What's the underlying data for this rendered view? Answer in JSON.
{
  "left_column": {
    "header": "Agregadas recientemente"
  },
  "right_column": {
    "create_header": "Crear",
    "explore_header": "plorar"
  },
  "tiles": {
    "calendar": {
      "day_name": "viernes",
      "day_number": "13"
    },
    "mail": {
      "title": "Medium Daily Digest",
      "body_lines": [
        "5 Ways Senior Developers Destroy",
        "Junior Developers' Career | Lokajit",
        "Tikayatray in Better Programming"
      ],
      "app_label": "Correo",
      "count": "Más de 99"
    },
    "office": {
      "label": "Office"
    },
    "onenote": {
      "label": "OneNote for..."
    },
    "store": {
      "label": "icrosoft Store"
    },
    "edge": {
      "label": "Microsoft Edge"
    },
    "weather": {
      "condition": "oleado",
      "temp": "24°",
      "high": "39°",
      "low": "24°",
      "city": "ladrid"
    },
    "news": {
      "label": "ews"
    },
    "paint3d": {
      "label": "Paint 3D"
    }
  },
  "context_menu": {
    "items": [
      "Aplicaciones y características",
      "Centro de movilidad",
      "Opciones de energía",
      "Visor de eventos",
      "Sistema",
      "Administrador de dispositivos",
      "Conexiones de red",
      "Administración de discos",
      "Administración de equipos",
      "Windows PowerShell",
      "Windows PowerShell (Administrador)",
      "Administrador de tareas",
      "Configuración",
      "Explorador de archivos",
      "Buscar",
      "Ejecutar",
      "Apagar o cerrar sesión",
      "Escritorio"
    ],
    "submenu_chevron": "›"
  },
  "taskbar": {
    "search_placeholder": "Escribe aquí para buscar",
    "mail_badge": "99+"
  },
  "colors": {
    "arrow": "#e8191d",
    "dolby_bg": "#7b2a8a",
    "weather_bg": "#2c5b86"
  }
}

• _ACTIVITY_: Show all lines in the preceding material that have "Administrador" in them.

• _EXERCISE RESULT_:
      "Administrador de dispositivos",
      "Windows PowerShell (Administrador)",
      "Administrador de tareas",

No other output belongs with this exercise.